Kirchoff Announces He Will Seek Re-election For City Mayor
(Le Mars) — At the end of the city council meeting held Tuesday, Mayor Dick Kirchoff made the announcement to the city council that he will pursue re-election of the mayor position.
Discrimination Trial May Cost The State More Than $4 Million
DES MOINES, Iowa (AP) – The attorney for a former Iowa official who sued the state for discrimination and won is seeking $4.1 million for fees and costs.
Roxanne Conlin represented Iowa Workers’ Compensation Commissioner Chris Godfrey in a case that took seven years to get to trial.
A jury last month awarded Godfrey $1.5 million after finding former Iowa Gov. Terry Branstad and a staffer discriminated against Godfrey in 2011 because he’s gay and retaliated against him by cutting his pay.
Conlin and a team of eight attorneys and several legal assistants
worked on the case, which went to the Iowa Supreme Court twice.
Branstad’s lawyers haven’t submitted a bill for all fees yet but
costs have neared $2 million and are expected to climb as they seek to have the verdict overturned and the case either dismissed or retried.
Iowa taxpayers will pay the judgment and attorney costs once a judge approves the totals.
Waterloo City Council Approves Plan For A Theme Park
WATERLOO, Iowa (AP) – The Waterloo City Council has taken a step toward development of a $100 million theme park on the south side of the city.
The Waterloo-Cedar Falls Courier reports the council granted a
rezoning request Monday for what will become Lost Island Theme Park on nearly 160 acres (64.8 hectares) adjacent to Lost Island Water Park.

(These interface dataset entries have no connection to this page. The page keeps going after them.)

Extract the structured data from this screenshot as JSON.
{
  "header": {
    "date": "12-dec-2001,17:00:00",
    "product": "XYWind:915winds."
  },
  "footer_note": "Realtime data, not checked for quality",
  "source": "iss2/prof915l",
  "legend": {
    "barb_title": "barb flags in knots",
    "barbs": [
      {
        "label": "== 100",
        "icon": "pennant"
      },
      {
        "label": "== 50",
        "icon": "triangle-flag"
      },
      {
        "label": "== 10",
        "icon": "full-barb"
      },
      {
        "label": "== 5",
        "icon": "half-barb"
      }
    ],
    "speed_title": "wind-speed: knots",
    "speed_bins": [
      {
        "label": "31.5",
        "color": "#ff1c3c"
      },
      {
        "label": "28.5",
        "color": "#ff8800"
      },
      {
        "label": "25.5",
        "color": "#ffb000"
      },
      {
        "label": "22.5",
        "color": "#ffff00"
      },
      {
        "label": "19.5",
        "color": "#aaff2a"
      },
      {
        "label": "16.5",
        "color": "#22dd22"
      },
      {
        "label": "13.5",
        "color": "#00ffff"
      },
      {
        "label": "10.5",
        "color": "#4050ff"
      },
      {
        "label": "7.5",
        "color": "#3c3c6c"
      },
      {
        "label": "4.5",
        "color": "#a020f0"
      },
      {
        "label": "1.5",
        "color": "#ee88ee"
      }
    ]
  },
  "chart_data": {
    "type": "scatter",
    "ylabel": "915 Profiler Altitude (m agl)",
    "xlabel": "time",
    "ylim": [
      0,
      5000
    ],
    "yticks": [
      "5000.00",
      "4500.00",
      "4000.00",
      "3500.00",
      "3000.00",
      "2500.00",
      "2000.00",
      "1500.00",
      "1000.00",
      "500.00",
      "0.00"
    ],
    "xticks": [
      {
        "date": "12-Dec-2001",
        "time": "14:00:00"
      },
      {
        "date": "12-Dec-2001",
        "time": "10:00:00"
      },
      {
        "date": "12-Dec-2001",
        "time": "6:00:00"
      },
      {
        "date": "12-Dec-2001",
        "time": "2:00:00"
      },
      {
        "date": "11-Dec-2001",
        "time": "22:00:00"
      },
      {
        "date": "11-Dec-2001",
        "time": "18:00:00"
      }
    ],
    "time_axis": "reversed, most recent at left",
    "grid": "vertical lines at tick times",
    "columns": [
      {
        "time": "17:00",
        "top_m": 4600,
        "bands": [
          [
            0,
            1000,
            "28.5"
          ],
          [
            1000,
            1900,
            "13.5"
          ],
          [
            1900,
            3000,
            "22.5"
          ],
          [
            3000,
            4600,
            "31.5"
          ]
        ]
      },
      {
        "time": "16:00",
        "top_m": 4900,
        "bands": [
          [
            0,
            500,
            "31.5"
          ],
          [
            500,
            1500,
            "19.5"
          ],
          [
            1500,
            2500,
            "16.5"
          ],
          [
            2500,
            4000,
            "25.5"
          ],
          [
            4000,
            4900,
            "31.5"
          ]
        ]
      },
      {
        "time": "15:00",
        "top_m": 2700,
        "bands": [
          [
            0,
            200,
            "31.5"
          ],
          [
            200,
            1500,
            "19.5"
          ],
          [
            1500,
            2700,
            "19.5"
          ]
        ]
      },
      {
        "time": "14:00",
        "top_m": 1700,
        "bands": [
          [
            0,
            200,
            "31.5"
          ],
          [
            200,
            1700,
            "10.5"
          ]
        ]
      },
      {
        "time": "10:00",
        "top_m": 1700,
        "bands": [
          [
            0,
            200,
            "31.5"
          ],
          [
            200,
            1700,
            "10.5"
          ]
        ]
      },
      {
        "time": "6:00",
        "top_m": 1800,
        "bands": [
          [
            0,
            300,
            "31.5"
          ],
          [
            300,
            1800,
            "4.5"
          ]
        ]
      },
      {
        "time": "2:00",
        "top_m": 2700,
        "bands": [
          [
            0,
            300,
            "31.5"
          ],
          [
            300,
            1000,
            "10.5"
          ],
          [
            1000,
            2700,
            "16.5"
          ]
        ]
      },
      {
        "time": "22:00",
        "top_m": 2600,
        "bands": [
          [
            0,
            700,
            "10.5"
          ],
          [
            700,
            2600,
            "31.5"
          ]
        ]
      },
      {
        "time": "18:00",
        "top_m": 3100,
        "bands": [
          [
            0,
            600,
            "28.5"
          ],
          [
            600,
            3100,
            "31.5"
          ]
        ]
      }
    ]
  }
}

Theme park plans call for roller coasters and thrill rides.
Gary Bertch’s family opened the water park in 2001, and he says he hopes to begin grading this fall and open the theme park in summer 2022. He says the project is still pending approval of a development agreement with the city.
Noel Anderson is Waterloo’s director of planning and community
development, and he’s said the project would be a major boost to the local tourism economy.
Judge Sends Man To Prison After Fleeing From A Hit And Run Incident
DRAKESVILLE, Iowa (AP) – A judge has imprisoned a man who fled after his pickup truck struck and killed a 9-year-old boy and injured his 12-year-old brother in southeast Iowa.
Davis County District Court records say 42-year-old Terry Petary, of Drakesville, was sentenced Monday to 25 years. He’d pleaded guilty in June to four felony charges: vehicular homicide, causing serious injury by vehicle, failure to stop at the accident scene and possession of methamphetamine.
The Iowa State Patrol says Petary’s pickup struck the boys a little before 10 p.m. June 24 last year as they walked on a rural road west of Drakesville. The patrol identified the dead boy as 9-year-old Merlin Beechy and his brother as 12-year-old Nathan Beechy, of rural Drakesville.
Northeast Iowa Man Pleads Guilty To Child Pornography Possession
CEDAR RAPIDS, Iowa (AP) – A northeast Iowa man has pleaded guilty to receiving child pornography.
Prosecutors say 31-year-old Derek Clemens, of Evansdale, entered the plea Monday in U.S. District Court in Cedar Rapids. He admitted that, between March 2018 and October 2018, he knowingly received child pornography.
Clemens faces a minimum of five years and a maximum of 20 years of imprisonment. His sentencing hearing hasn’t been scheduled.